The brief visit of Microsoft's chief executive to the region last week to announce a string of initiatives is yet another sign the Middle East is growing in importance to the industry's big players. IT Weekly examines the substance behind the software giant's rhetoric.
If Steve Ballmer looked a little blearly-eyed as he met members of the Middle East's media in Doha, Qatar, last week, it was hardly surprising: the Microsoft CEO was in the country for just half a day before jetting off to Kuwait for another half day stop.
While his visit to the region may have been brief even by the standards of CEO-trips, it was certainly welcome; Ballmer signed off on high-profile partnership agreements with the governments of both countries during his whistle-stop tour.
Actually, as Ballmer jokingly pointed out in the Qatar press conference, the actual signing was somewhat staged, with the memorandum of understanding (MoU) being signed by regional executives for Microsoft.
Regardless of whose signature makes it on to the final documents, Dr Hessa Al-Jaber, secretary general of ictQatar, the country's ICT regulator, said having Ballmer in the country was still a statement of intent on Microsoft's part. "It shows they are investing in this," she told
For both countries, the partnership will involve Microsoft providing consulting, support and intellectual property for initiatives in education, healthcare and e-government. Microsoft also announced it was opening an innovation centre in Kuwait, one of 110 such centres located around the world.
In Qatar, Microsoft has committed to provide ictQatar with "advice, assistance and tangible initiatives in the provision of know-how and expertise" in using ICT.
In the Doha press conference, Ballmer himself described his presence in Qatar as "a really exciting first visit for me" and said that he had been "very surprised at the focus" on ICT within the country.
"We are very focused on making concrete progress.
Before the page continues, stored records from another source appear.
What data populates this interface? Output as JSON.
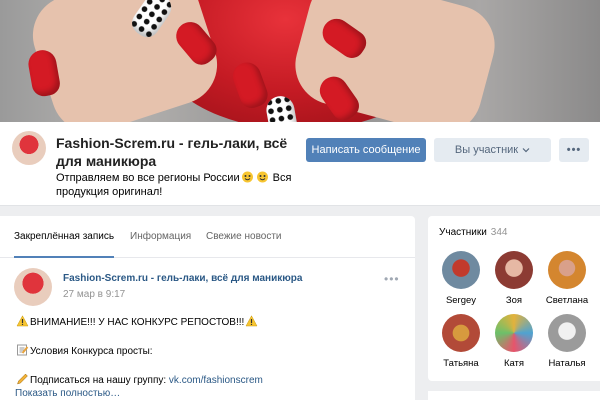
{
  "group": {
    "name": "Fashion-Screm.ru - гель-лаки, всё для маникюра",
    "status_prefix": "Отправляем во все регионы России",
    "status_suffix": "Вся продукция оригинал!"
  },
  "actions": {
    "message_label": "Написать сообщение",
    "member_label": "Вы участник",
    "more_label": "•••"
  },
  "tabs": [
    {
      "label": "Закреплённая запись",
      "active": true
    },
    {
      "label": "Информация",
      "active": false
    },
    {
      "label": "Свежие новости",
      "active": false
    }
  ],
  "post": {
    "author": "Fashion-Screm.ru - гель-лаки, всё для маникюра",
    "date": "27 мар в 9:17",
    "line1": "ВНИМАНИЕ!!! У НАС КОНКУРС РЕПОСТОВ!!!",
    "line2": "Условия Конкурса просты:",
    "line3_prefix": "Подписаться на нашу группу: ",
    "line3_link": "vk.com/fashionscrem",
    "show_more": "Показать полностью…"
  },
  "members": {
    "title": "Участники",
    "count": "344",
    "items": [
      {
        "name": "Sergey"
      },
      {
        "name": "Зоя"
      },
      {
        "name": "Светлана"
      },
      {
        "name": "Татьяна"
      },
      {
        "name": "Катя"
      },
      {
        "name": "Наталья"
      }
    ]
  },
  "colors": {
    "accent": "#5181b8",
    "link": "#2a5885",
    "page_bg": "#edeef0"
  }
}
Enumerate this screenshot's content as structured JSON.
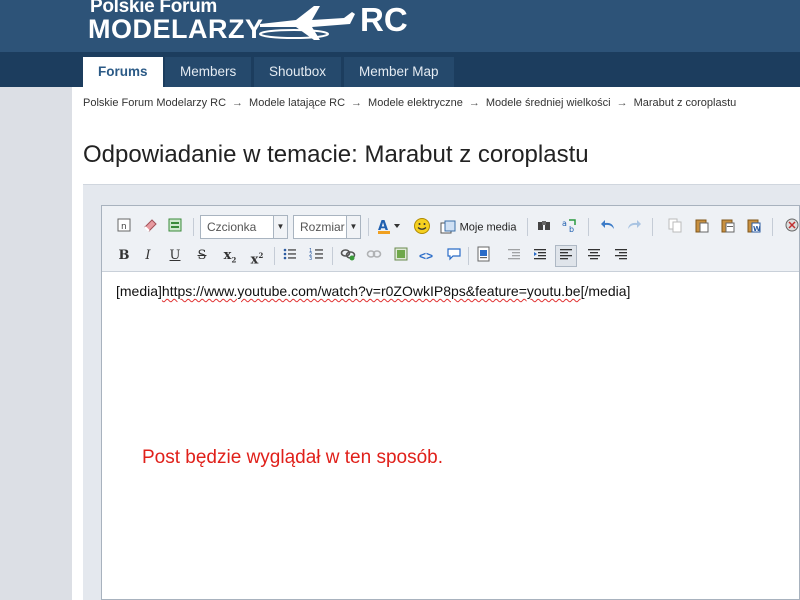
{
  "header": {
    "logo_top": "Polskie Forum",
    "logo_bottom": "Modelarzy",
    "logo_rc": "RC"
  },
  "nav": {
    "tabs": [
      {
        "label": "Forums",
        "active": true
      },
      {
        "label": "Members",
        "active": false
      },
      {
        "label": "Shoutbox",
        "active": false
      },
      {
        "label": "Member Map",
        "active": false
      }
    ]
  },
  "breadcrumb": {
    "items": [
      "Polskie Forum Modelarzy RC",
      "Modele latające RC",
      "Modele elektryczne",
      "Modele średniej wielkości",
      "Marabut z coroplastu"
    ],
    "separator": "→"
  },
  "page": {
    "title": "Odpowiadanie w temacie: Marabut z coroplastu"
  },
  "editor": {
    "font_select": "Czcionka",
    "size_select": "Rozmiar",
    "media_button": "Moje media",
    "content_prefix": "[media]",
    "content_url": "https://www.youtube.com/watch?v=r0ZOwkIP8ps&feature=youtu.be",
    "content_suffix": "[/media]"
  },
  "note": "Post będzie wyglądał w ten sposób.",
  "colors": {
    "header_bg": "#2d5378",
    "nav_bg": "#1c3d5e",
    "note_red": "#e0201a"
  }
}
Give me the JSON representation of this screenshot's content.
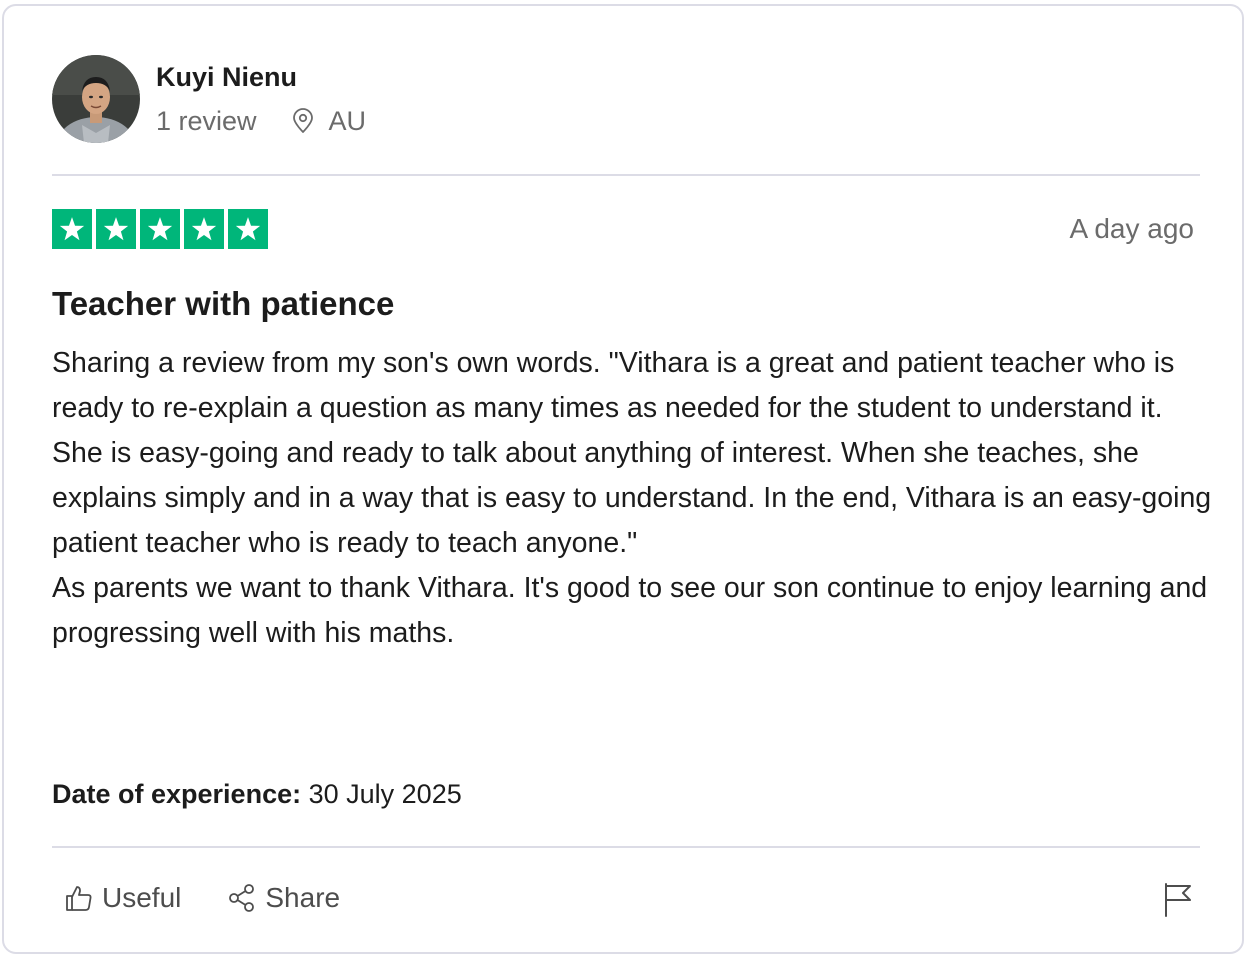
{
  "reviewer": {
    "name": "Kuyi Nienu",
    "review_count": "1 review",
    "country": "AU"
  },
  "review": {
    "rating": 5,
    "rating_max": 5,
    "star_color": "#00b67a",
    "date": "A day ago",
    "title": "Teacher with patience",
    "body_paragraphs": [
      "Sharing a review from my son's own words. \"Vithara is a great and patient teacher who is ready to re-explain a question as many times as needed for the student to understand it. She is easy-going and ready to talk about anything of interest. When she teaches, she explains simply and in a way that is easy to understand. In the end, Vithara is an easy-going patient teacher who is ready to teach anyone.\"",
      "As parents we want to thank Vithara. It's good to see our son continue to enjoy learning and progressing well with his maths."
    ],
    "experience_label": "Date of experience:",
    "experience_date": "30 July 2025"
  },
  "actions": {
    "useful_label": "Useful",
    "share_label": "Share",
    "useful_icon": "thumbs-up-icon",
    "share_icon": "share-icon",
    "flag_icon": "flag-icon"
  }
}
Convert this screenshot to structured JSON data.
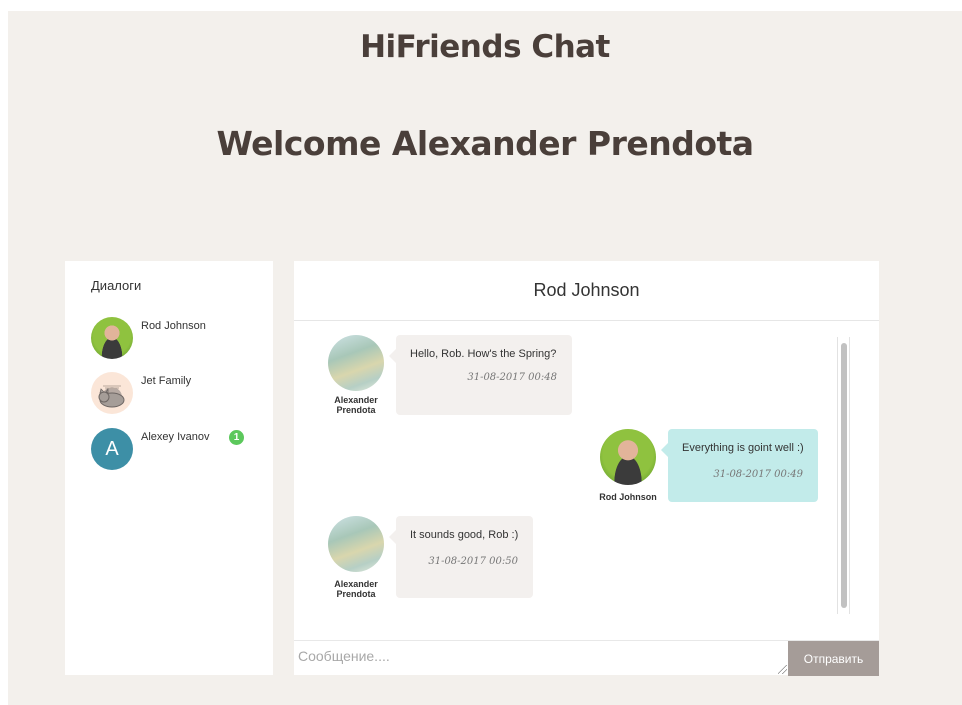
{
  "app": {
    "title": "HiFriends Chat",
    "welcome": "Welcome Alexander Prendota"
  },
  "sidebar": {
    "title": "Диалоги",
    "dialogs": [
      {
        "name": "Rod Johnson",
        "avatar": "photo-avatar"
      },
      {
        "name": "Jet Family",
        "avatar": "cat-avatar"
      },
      {
        "name": "Alexey Ivanov",
        "avatar_letter": "A",
        "unread": "1"
      }
    ]
  },
  "chat": {
    "contact": "Rod Johnson",
    "messages": [
      {
        "author": "Alexander Prendota",
        "text": "Hello, Rob. How's the Spring?",
        "time": "31-08-2017 00:48",
        "direction": "incoming"
      },
      {
        "author": "Rod Johnson",
        "text": "Everything is goint well :)",
        "time": "31-08-2017 00:49",
        "direction": "outgoing"
      },
      {
        "author": "Alexander Prendota",
        "text": "It sounds good, Rob :)",
        "time": "31-08-2017 00:50",
        "direction": "incoming"
      }
    ],
    "input_placeholder": "Сообщение....",
    "send_label": "Отправить"
  },
  "colors": {
    "page_bg": "#f3f0ec",
    "title": "#4a3f3a",
    "incoming_bubble": "#f3f0ee",
    "outgoing_bubble": "#c2ebea",
    "badge": "#5cc85c",
    "letter_avatar": "#3d8fa6",
    "send_button": "#a59c98"
  }
}
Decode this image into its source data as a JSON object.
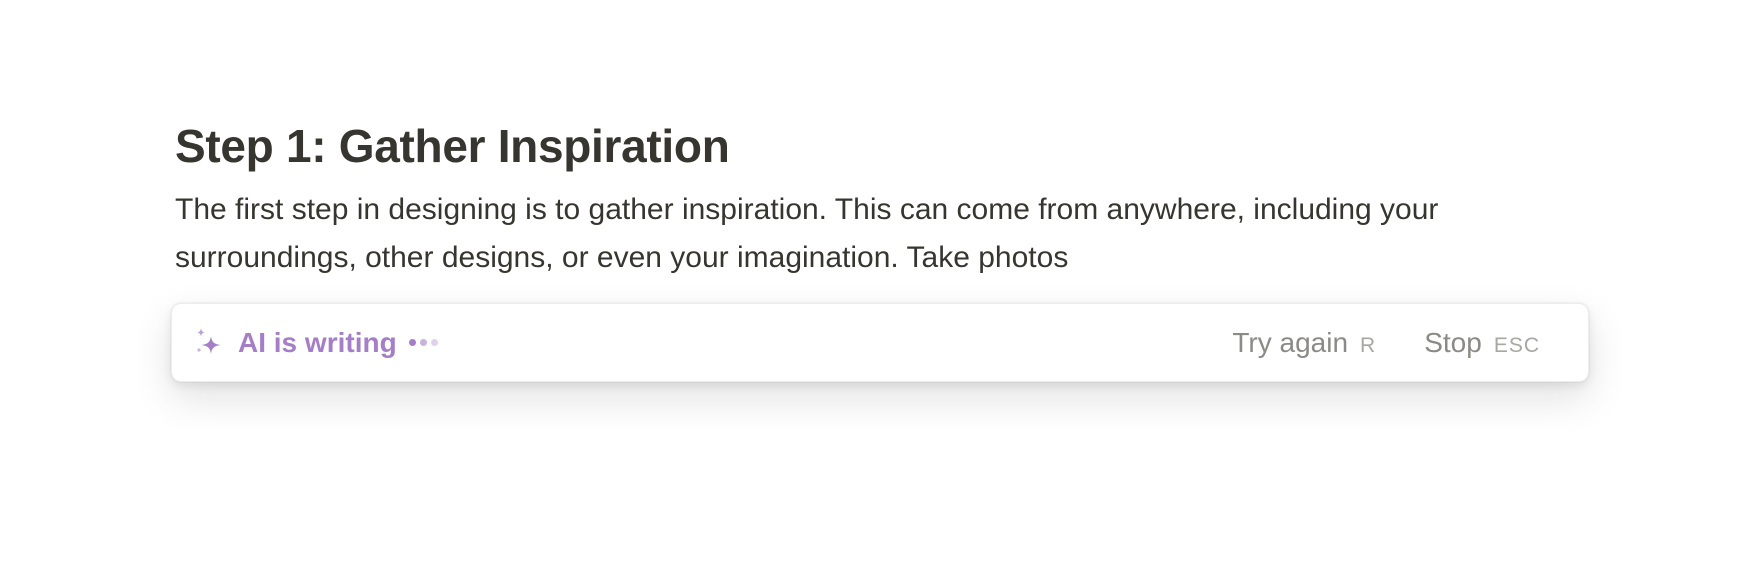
{
  "document": {
    "heading": "Step 1: Gather Inspiration",
    "paragraph": "The first step in designing is to gather inspiration. This can come from anywhere, including your surroundings, other designs, or even your imagination. Take photos"
  },
  "ai_bar": {
    "status": "AI is writing",
    "status_icon": "sparkle-icon",
    "loading_indicator": "loading-dots",
    "accent_color": "#a57ec7",
    "actions": [
      {
        "label": "Try again",
        "shortcut": "R"
      },
      {
        "label": "Stop",
        "shortcut": "ESC"
      }
    ]
  }
}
This partnership has many pieces to it. We will focus on e-government, e-education, and e-health, provide skills and new ways of learning first in schools, and then spreading to the workforce and teach computer skills and e-literacy to the youth of Qatar and its government," Ballmer told reporters.
"This is a very computer-advanced society in some ways and in other ways there is, as Dr Hessa said, much opportunity for improvement and to have this as being not only a great place to do business but also to be a laboratory for leading-edge research, development of ICT companies and education," he added.
"I am sure that this strategic partnership agreement that we are signing today is really just a first step to a much broader partnership," he went on to say.
Ballmer said both Microsoft and ictQatar were "very focused on making concrete progress not just signing a nice-sounding agreement".
After the press conference, Dr Al-Jaber told
"concrete proposals" from Microsoft would not come until June, although the MoU covered at least a dozen projects for the two to work together on.
These include a proposed School Technology Innovation Centre to build awareness around new technologies, the establishment of IT academies at schools and colleges, and the development of an Arabic digital literacy curriculum.
Ali Faramawy, Microsoft's vice president for EMEA, said education was a key priority for the company, and it would provide advisory services for both Kuwait's and Qatar's governments.
However, such advice would not amount to a lock-in for Microsoft software and products in schools, Faramawy insisted. "This is not an exclusive deal," he said.
Nor were Microsoft executives particularly keen to detail exactly how much the firm is investing in the region through these partnerships.
Ballmer declined to give a specific figure, but said it was "a significant effort" for the company.
"We have approximately 20 people here in Qatar. We are going to take a significant percentage of our bandwidth here, we're going to leverage a lot of software and materials that are going to come from Microsoft elsewhere in the world," he said.
"It is not an investment per se, nor is that something that is particularly needed by the Qatari government, the focus is on knowledge and skills transfer," he added.
According to Faramawy, the next three months will be the critical period for the partnerships, with all sides keen to ensure their success. So maybe Ballmer will make a longer visit soon.For all the latest tech news from the UAE and Gulf countries, follow us on Twitter and Linkedin, like us on Facebook and subscribe to our YouTube page, which is updated daily.